And as she prepares to go back to her job at ICBL very soon, she is dreading leaving her prince at home.
“I can’t imagine the day I have to go back to work. Even though it’s my mother or Cheyne’s mother, I don’t want to leave him with anybody. We are blessed to have the grandmothers to look after him while we are at work. I don’t want him in a nursery so soon,” she stressed.
“Yes I have to go back to work soon and it’s going to be hard. I look forward to doing the things that I love still, which is my marketing job at ICBL, but I know I will be running home to see Cijay every chance I get. My work is in St Michael and I live in St Phillip but I still plan to come home at lunch to see him,” she added.
But as much as she is loving the mum life Sharleen is focused on her corporate aspect and building herself as a brand.
“I’m still the same Sharleen. I’m still a creative mind. I have several ideas that I plan to roll out. Cheyne is very helpful with those activities. More TV spots, more entertainment . . . .Whatever comes my way I plan to tackle,” she said confidently.
And while she’s no expert on being a working mum, Sharleen’s advice to new mothers is to cherish the time they have at home with their babies now.

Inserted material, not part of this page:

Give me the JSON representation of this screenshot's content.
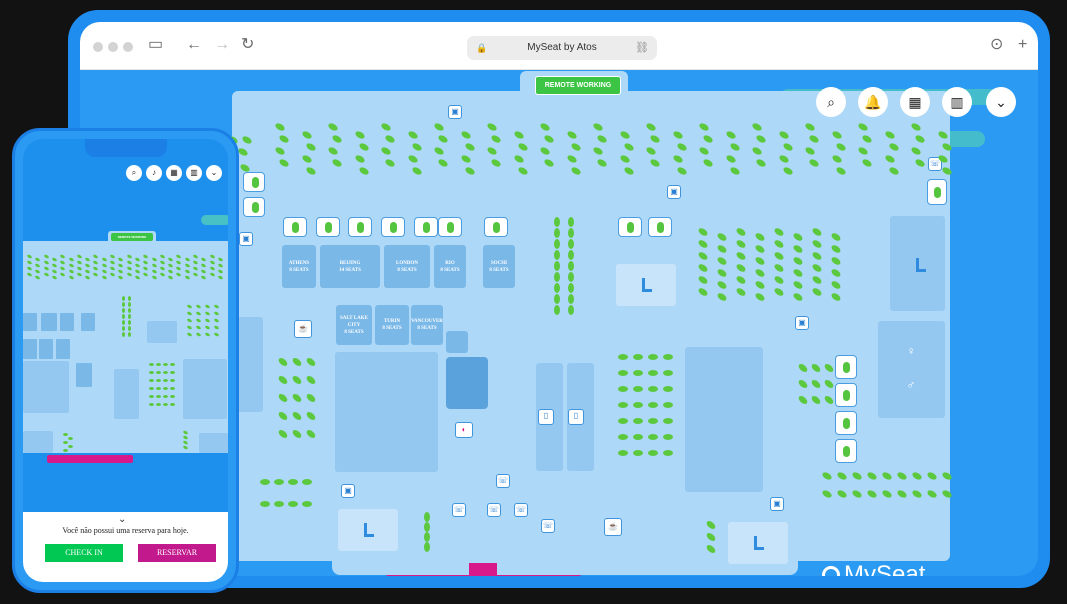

“I haven’t gone back into the work world as yet, so I can’t say how to handle work and the baby, but what I can say, it is true that the time spent is very precious and it goes quickly. When I look at him as a newborn and I look at him now, he’s a whole man. You really have to cherish the moments that you have with your child. When you are away from work on maternity leave, be away from work on maternity leave. Don’t focus on work because that’s time away from the baby that you would never get back,” she added. (DB)